Fundamental Forecast for the US Dollar: Neutral
- Fed members discuss growth outlook, 2014 commitment, QE3 potential
- Euro fundamental issues more prominent than risk trends, but both a concern for the dollar
- View our 2012 Forecast for the US Dollar
The Dow Jones FXCM Dollar Index managed to eke out its third consecutive weekly gain through this past Friday. Technically, this is the benchmark currency’s most consistent bull trend since the week ending November 26th, 2010. However, few would argue that this an exceptional run for the greenback nor that it looks like a self-sustaining trend. What’s absent? Conviction. For this index, there is a clear lack of momentum to the move. And, if we look across the majors, it’s obvious that its performance is uneven to the point of being at high risk of a substantial drop. We’ll take a look at the fundamental and sentiment-based factors that will determine the activity level and direction of the dollar for the coming week.
For the world’s most liquid currency, there are two primary fundamental themes that control both throttle and bearing: general risk appetite trends and the perception of the Euro-region’s financial health. While sentiment trends (which determine the general flow of capital in the system) are arguably the more influential catalyst, this particular drive is still lacking for conviction. In contrast, Europe is dominating the headlines and has consequently put the dollar on its back foot by reversing the polarity on EURUSD.
It is a fair assessment to say that the Euro’s trouble with Greece is hardly behind us, but the current outlook for the region’s greatest threat is one of relief. After Greece agreed to adopt additional stimulus requirements and EU ministers signed off on the second bailout program (in principle), the danger of an immediate crisis has been eased. In that relief, there is room for speculators to unwind short exposure and early adopters to position for further appreciation as additional steps are taken to bring the region back from the brink. That said, there is still a high risk that the rebound in confidence stalls in collapse. This weekend, the IMF is expected to reassert its €30 billion contribution to the Greece rescue. Furthermore, the private sector debt swap is ahead of us (requiring a 75 percent voluntary participation) and we shouldn’t discount the possibility that painful growth forecasts will lead officials to scuttle the effort.
And, while we keep an eye on Greek headlines, dollar traders will have to monitor another Euro-centric event: the ECB’s second LTRO (long-term refinancing operation). This is a direct stimulus effort – akin to the Fed’s QE programs and BoE’s bond purchase program. As we have seen many times before, stimulus injections can offer a temporary but powerful boost to risk appetite trends. It may very well be the case that this past week’s rally for European currencies (euro, pound, franc) was heavily influenced by the relief expected to follow the February 29th shot of capital. That said, it is interesting to note that general risk trends (which I like to measure in equity indexes like the S&P 500 and carry trade interest) far underperformed the Euro’s run.
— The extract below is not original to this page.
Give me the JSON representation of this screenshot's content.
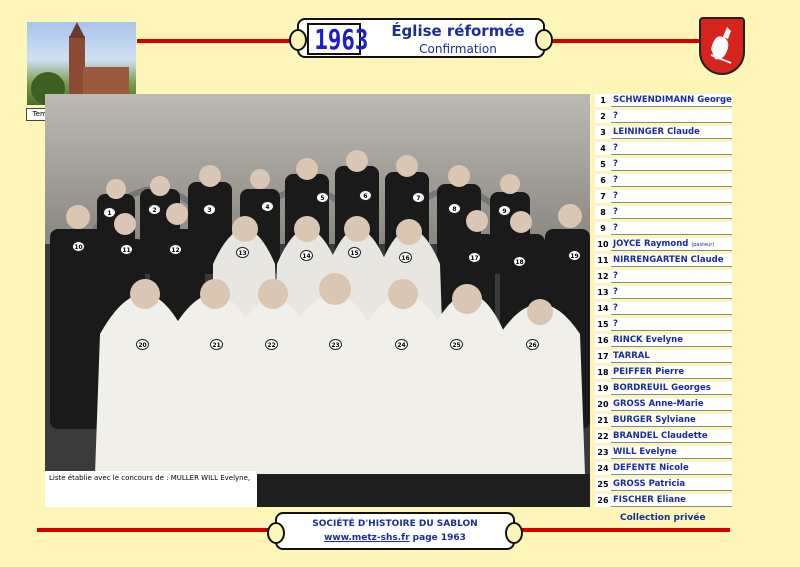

This could suggest that rallies for EURUSD, GBPUSD and CHFUSD (the inverse of USDCHF) are overdone. Or perhaps, traders outside of the regional currencies await confirmation.
If it came down to a direct conflict, risk trends would handily overpower euro-based fundamental drive for influence over the greenback. However, it could very well be the case that the Greek and LTRO events determine general risk trends. Yet, heading into the new week, the performance of the two macro themes is still clearly diverging. All it takes is a bout of modest panic to shake these low-volume markets.
As for scheduled event risk on the US-docket, we will have to limit our expectations as to what can be achieved for dollar impact and consistency of influence. Indicators like the consumer confidence survey, durable goods orders numbers and ISM factory activity report offer subtle adjustments to longer-term trends. For policy bearings, we have the Fed Beige Book and Bernanke talking policy. – JK
--- Written by: John Kicklighter, Senior Currency Strategist for DailyFX.com
To contact John, email firstname.lastname@example.org. Follow me on twitter at http://www.twitter.com/JohnKicklighter
To be added to John’s email distribution list, send an email with the subject line “Distribution List” to email@example.com.